RECORDED INFORMATION Start Marker

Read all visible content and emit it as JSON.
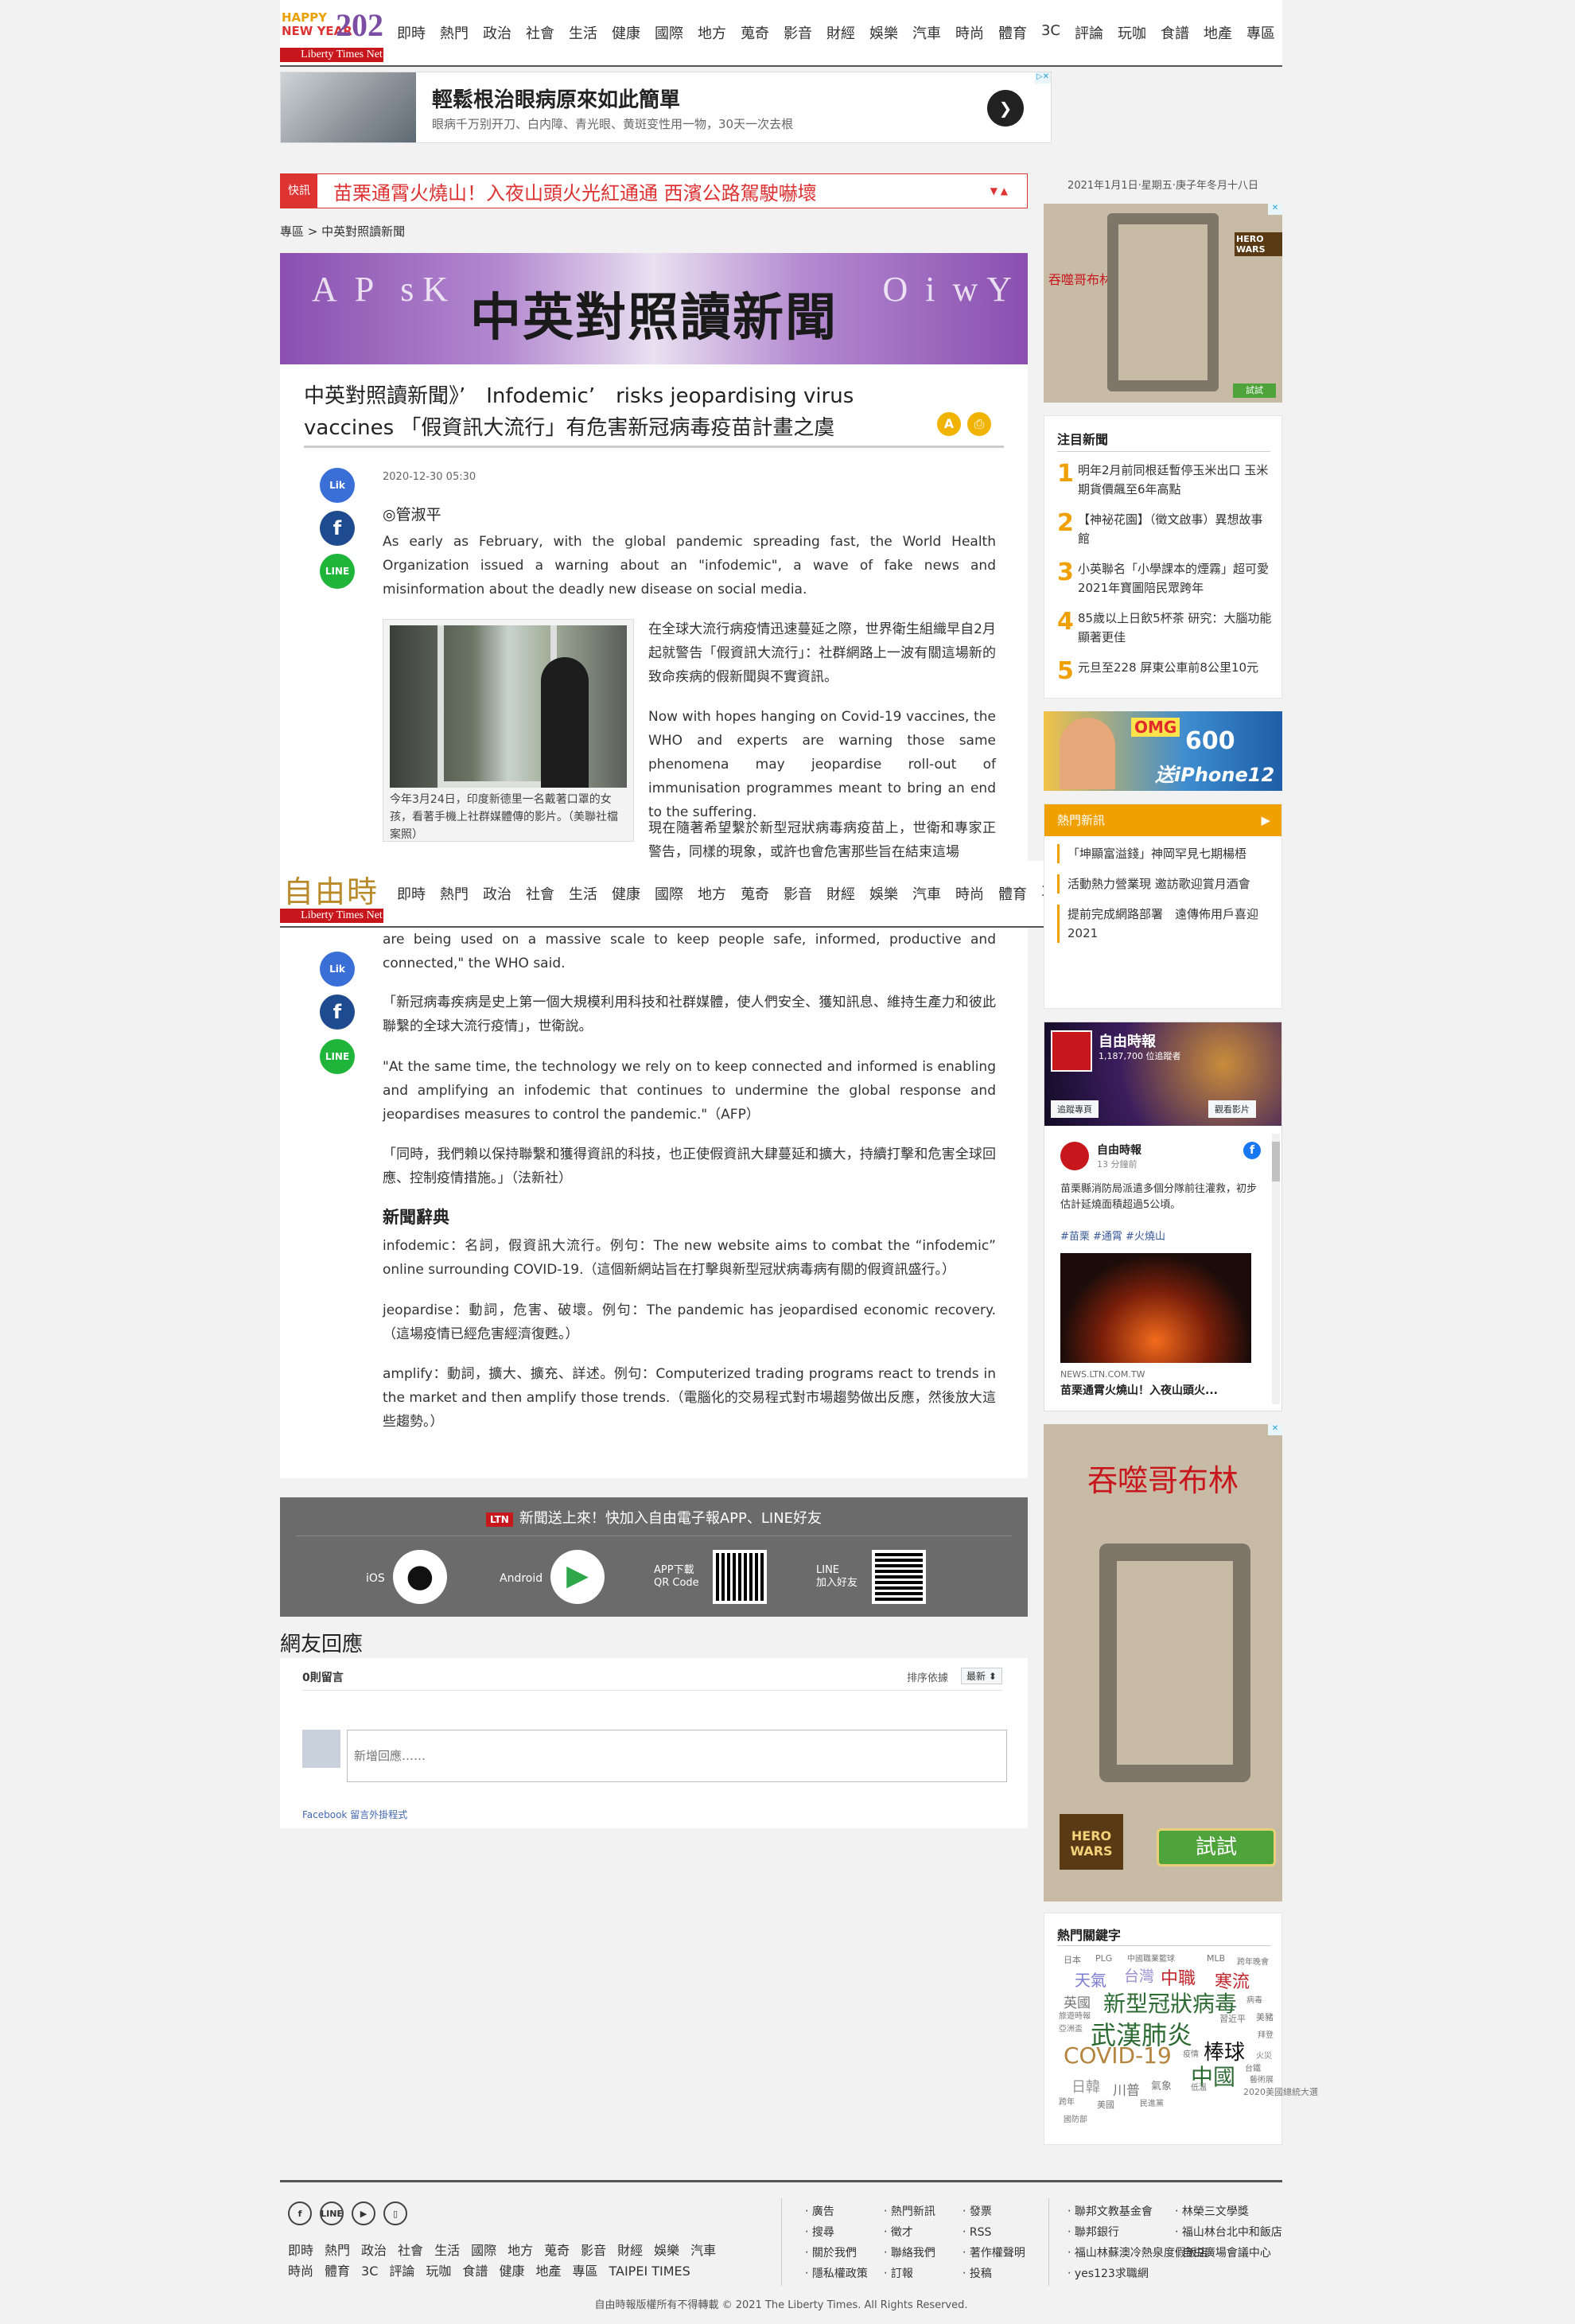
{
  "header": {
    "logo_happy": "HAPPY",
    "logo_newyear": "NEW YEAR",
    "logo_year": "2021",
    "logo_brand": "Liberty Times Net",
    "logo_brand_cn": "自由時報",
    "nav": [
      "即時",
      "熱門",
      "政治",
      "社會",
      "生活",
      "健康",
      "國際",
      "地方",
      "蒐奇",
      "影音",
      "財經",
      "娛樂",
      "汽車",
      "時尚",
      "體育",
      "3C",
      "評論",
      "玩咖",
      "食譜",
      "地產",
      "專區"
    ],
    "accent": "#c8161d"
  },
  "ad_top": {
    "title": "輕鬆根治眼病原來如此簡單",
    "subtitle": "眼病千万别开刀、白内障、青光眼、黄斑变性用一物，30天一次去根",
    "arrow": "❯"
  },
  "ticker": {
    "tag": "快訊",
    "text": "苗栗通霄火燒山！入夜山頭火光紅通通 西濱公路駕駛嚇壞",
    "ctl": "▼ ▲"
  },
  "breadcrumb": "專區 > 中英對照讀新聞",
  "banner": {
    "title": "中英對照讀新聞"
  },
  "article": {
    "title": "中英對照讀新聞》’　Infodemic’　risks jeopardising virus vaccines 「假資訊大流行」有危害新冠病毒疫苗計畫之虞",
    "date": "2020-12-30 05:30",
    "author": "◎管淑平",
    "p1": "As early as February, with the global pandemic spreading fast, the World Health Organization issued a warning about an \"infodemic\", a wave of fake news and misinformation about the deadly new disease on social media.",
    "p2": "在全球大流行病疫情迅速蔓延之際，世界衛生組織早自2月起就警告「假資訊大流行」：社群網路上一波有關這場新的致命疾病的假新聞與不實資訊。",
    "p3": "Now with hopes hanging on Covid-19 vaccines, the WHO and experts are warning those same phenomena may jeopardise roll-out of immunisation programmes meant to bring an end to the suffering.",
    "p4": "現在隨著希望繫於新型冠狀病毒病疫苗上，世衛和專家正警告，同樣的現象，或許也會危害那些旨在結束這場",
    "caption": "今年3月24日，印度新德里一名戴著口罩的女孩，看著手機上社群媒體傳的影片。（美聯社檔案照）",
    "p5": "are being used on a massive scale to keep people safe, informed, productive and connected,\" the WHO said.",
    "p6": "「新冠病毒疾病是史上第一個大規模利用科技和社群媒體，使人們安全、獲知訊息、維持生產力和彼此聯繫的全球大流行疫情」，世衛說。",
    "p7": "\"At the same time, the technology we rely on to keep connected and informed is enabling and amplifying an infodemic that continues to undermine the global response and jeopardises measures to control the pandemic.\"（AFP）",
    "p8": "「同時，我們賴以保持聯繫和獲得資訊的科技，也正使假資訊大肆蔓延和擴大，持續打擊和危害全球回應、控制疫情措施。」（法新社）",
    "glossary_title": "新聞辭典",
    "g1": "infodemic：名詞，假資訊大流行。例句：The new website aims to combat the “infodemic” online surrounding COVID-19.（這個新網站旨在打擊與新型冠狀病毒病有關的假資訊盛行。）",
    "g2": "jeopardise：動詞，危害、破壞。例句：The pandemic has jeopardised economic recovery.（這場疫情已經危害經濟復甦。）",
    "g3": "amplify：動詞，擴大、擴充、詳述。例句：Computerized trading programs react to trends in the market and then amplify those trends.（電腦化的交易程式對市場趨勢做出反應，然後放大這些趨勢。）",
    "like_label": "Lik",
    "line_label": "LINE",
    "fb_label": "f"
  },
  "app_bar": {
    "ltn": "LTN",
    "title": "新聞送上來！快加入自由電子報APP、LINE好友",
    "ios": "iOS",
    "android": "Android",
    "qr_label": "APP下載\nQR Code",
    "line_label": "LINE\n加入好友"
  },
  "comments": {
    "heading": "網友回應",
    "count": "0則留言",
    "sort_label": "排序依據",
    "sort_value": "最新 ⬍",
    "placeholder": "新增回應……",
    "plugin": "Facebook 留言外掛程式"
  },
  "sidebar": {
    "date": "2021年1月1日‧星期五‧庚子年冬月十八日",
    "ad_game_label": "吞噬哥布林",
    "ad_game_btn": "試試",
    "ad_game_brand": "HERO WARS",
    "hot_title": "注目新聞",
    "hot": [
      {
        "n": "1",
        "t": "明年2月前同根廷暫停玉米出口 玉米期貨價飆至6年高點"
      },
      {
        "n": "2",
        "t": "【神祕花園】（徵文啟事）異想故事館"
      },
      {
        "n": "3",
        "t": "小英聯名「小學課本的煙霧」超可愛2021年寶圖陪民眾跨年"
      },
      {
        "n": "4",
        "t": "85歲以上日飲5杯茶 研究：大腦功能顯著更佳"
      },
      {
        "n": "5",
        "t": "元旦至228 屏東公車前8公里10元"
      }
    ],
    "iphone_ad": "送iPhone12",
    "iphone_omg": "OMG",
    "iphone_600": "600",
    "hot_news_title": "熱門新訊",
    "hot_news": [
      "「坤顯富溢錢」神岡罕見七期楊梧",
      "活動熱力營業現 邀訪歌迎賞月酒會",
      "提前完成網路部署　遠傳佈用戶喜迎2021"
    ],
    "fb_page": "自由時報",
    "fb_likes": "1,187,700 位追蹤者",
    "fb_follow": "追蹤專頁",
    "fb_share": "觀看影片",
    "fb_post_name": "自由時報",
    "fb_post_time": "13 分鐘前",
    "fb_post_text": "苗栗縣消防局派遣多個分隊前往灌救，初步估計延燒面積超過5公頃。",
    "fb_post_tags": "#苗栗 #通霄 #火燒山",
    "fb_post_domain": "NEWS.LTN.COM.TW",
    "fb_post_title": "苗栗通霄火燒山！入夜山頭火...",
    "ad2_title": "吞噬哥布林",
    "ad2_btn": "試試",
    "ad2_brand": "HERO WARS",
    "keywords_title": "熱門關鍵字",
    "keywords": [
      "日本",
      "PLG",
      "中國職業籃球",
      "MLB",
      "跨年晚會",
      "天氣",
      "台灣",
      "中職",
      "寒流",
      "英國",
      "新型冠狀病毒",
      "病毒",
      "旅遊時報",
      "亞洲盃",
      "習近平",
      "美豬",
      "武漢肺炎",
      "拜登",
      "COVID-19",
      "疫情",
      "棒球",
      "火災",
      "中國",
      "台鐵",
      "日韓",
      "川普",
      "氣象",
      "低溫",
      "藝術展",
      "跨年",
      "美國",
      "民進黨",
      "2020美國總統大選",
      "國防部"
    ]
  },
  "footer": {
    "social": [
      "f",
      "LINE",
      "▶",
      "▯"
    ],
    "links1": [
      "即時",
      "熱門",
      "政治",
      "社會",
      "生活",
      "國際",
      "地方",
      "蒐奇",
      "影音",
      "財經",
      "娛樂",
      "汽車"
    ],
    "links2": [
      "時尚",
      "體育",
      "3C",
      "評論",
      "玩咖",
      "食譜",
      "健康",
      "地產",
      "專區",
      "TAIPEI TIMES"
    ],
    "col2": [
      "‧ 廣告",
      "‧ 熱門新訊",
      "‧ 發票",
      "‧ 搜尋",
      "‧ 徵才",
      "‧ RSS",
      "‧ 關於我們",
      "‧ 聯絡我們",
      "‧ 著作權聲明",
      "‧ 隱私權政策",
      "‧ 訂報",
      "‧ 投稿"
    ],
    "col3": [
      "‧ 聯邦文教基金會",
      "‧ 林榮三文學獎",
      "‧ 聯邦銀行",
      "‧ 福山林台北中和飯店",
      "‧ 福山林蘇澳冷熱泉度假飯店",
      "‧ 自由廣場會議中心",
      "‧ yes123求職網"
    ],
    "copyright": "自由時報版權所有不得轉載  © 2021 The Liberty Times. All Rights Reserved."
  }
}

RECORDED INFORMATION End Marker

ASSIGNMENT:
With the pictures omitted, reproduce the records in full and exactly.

RESPONSE AREA:
Read all visible content and emit it as JSON.
{
  "header": {
    "logo_happy": "HAPPY",
    "logo_newyear": "NEW YEAR",
    "logo_year": "2021",
    "logo_brand": "Liberty Times Net",
    "logo_brand_cn": "自由時報",
    "nav": [
      "即時",
      "熱門",
      "政治",
      "社會",
      "生活",
      "健康",
      "國際",
      "地方",
      "蒐奇",
      "影音",
      "財經",
      "娛樂",
      "汽車",
      "時尚",
      "體育",
      "3C",
      "評論",
      "玩咖",
      "食譜",
      "地產",
      "專區"
    ],
    "accent": "#c8161d"
  },
  "ad_top": {
    "title": "輕鬆根治眼病原來如此簡單",
    "subtitle": "眼病千万别开刀、白内障、青光眼、黄斑变性用一物，30天一次去根",
    "arrow": "❯"
  },
  "ticker": {
    "tag": "快訊",
    "text": "苗栗通霄火燒山！入夜山頭火光紅通通 西濱公路駕駛嚇壞",
    "ctl": "▼ ▲"
  },
  "breadcrumb": "專區 > 中英對照讀新聞",
  "banner": {
    "title": "中英對照讀新聞"
  },
  "article": {
    "title": "中英對照讀新聞》’　Infodemic’　risks jeopardising virus vaccines 「假資訊大流行」有危害新冠病毒疫苗計畫之虞",
    "date": "2020-12-30 05:30",
    "author": "◎管淑平",
    "p1": "As early as February, with the global pandemic spreading fast, the World Health Organization issued a warning about an \"infodemic\", a wave of fake news and misinformation about the deadly new disease on social media.",
    "p2": "在全球大流行病疫情迅速蔓延之際，世界衛生組織早自2月起就警告「假資訊大流行」：社群網路上一波有關這場新的致命疾病的假新聞與不實資訊。",
    "p3": "Now with hopes hanging on Covid-19 vaccines, the WHO and experts are warning those same phenomena may jeopardise roll-out of immunisation programmes meant to bring an end to the suffering.",
    "p4": "現在隨著希望繫於新型冠狀病毒病疫苗上，世衛和專家正警告，同樣的現象，或許也會危害那些旨在結束這場",
    "caption": "今年3月24日，印度新德里一名戴著口罩的女孩，看著手機上社群媒體傳的影片。（美聯社檔案照）",
    "p5": "are being used on a massive scale to keep people safe, informed, productive and connected,\" the WHO said.",
    "p6": "「新冠病毒疾病是史上第一個大規模利用科技和社群媒體，使人們安全、獲知訊息、維持生產力和彼此聯繫的全球大流行疫情」，世衛說。",
    "p7": "\"At the same time, the technology we rely on to keep connected and informed is enabling and amplifying an infodemic that continues to undermine the global response and jeopardises measures to control the pandemic.\"（AFP）",
    "p8": "「同時，我們賴以保持聯繫和獲得資訊的科技，也正使假資訊大肆蔓延和擴大，持續打擊和危害全球回應、控制疫情措施。」（法新社）",
    "glossary_title": "新聞辭典",
    "g1": "infodemic：名詞，假資訊大流行。例句：The new website aims to combat the “infodemic” online surrounding COVID-19.（這個新網站旨在打擊與新型冠狀病毒病有關的假資訊盛行。）",
    "g2": "jeopardise：動詞，危害、破壞。例句：The pandemic has jeopardised economic recovery.（這場疫情已經危害經濟復甦。）",
    "g3": "amplify：動詞，擴大、擴充、詳述。例句：Computerized trading programs react to trends in the market and then amplify those trends.（電腦化的交易程式對市場趨勢做出反應，然後放大這些趨勢。）",
    "like_label": "Lik",
    "line_label": "LINE",
    "fb_label": "f"
  },
  "app_bar": {
    "ltn": "LTN",
    "title": "新聞送上來！快加入自由電子報APP、LINE好友",
    "ios": "iOS",
    "android": "Android",
    "qr_label": "APP下載\nQR Code",
    "line_label": "LINE\n加入好友"
  },
  "comments": {
    "heading": "網友回應",
    "count": "0則留言",
    "sort_label": "排序依據",
    "sort_value": "最新 ⬍",
    "placeholder": "新增回應……",
    "plugin": "Facebook 留言外掛程式"
  },
  "sidebar": {
    "date": "2021年1月1日‧星期五‧庚子年冬月十八日",
    "ad_game_label": "吞噬哥布林",
    "ad_game_btn": "試試",
    "ad_game_brand": "HERO WARS",
    "hot_title": "注目新聞",
    "hot": [
      {
        "n": "1",
        "t": "明年2月前同根廷暫停玉米出口 玉米期貨價飆至6年高點"
      },
      {
        "n": "2",
        "t": "【神祕花園】（徵文啟事）異想故事館"
      },
      {
        "n": "3",
        "t": "小英聯名「小學課本的煙霧」超可愛2021年寶圖陪民眾跨年"
      },
      {
        "n": "4",
        "t": "85歲以上日飲5杯茶 研究：大腦功能顯著更佳"
      },
      {
        "n": "5",
        "t": "元旦至228 屏東公車前8公里10元"
      }
    ],
    "iphone_ad": "送iPhone12",
    "iphone_omg": "OMG",
    "iphone_600": "600",
    "hot_news_title": "熱門新訊",
    "hot_news": [
      "「坤顯富溢錢」神岡罕見七期楊梧",
      "活動熱力營業現 邀訪歌迎賞月酒會",
      "提前完成網路部署　遠傳佈用戶喜迎2021"
    ],
    "fb_page": "自由時報",
    "fb_likes": "1,187,700 位追蹤者",
    "fb_follow": "追蹤專頁",
    "fb_share": "觀看影片",
    "fb_post_name": "自由時報",
    "fb_post_time": "13 分鐘前",
    "fb_post_text": "苗栗縣消防局派遣多個分隊前往灌救，初步估計延燒面積超過5公頃。",
    "fb_post_tags": "#苗栗 #通霄 #火燒山",
    "fb_post_domain": "NEWS.LTN.COM.TW",
    "fb_post_title": "苗栗通霄火燒山！入夜山頭火...",
    "ad2_title": "吞噬哥布林",
    "ad2_btn": "試試",
    "ad2_brand": "HERO WARS",
    "keywords_title": "熱門關鍵字",
    "keywords": [
      "日本",
      "PLG",
      "中國職業籃球",
      "MLB",
      "跨年晚會",
      "天氣",
      "台灣",
      "中職",
      "寒流",
      "英國",
      "新型冠狀病毒",
      "病毒",
      "旅遊時報",
      "亞洲盃",
      "習近平",
      "美豬",
      "武漢肺炎",
      "拜登",
      "COVID-19",
      "疫情",
      "棒球",
      "火災",
      "中國",
      "台鐵",
      "日韓",
      "川普",
      "氣象",
      "低溫",
      "藝術展",
      "跨年",
      "美國",
      "民進黨",
      "2020美國總統大選",
      "國防部"
    ]
  },
  "footer": {
    "social": [
      "f",
      "LINE",
      "▶",
      "▯"
    ],
    "links1": [
      "即時",
      "熱門",
      "政治",
      "社會",
      "生活",
      "國際",
      "地方",
      "蒐奇",
      "影音",
      "財經",
      "娛樂",
      "汽車"
    ],
    "links2": [
      "時尚",
      "體育",
      "3C",
      "評論",
      "玩咖",
      "食譜",
      "健康",
      "地產",
      "專區",
      "TAIPEI TIMES"
    ],
    "col2": [
      "‧ 廣告",
      "‧ 熱門新訊",
      "‧ 發票",
      "‧ 搜尋",
      "‧ 徵才",
      "‧ RSS",
      "‧ 關於我們",
      "‧ 聯絡我們",
      "‧ 著作權聲明",
      "‧ 隱私權政策",
      "‧ 訂報",
      "‧ 投稿"
    ],
    "col3": [
      "‧ 聯邦文教基金會",
      "‧ 林榮三文學獎",
      "‧ 聯邦銀行",
      "‧ 福山林台北中和飯店",
      "‧ 福山林蘇澳冷熱泉度假飯店",
      "‧ 自由廣場會議中心",
      "‧ yes123求職網"
    ],
    "copyright": "自由時報版權所有不得轉載  © 2021 The Liberty Times. All Rights Reserved."
  }
}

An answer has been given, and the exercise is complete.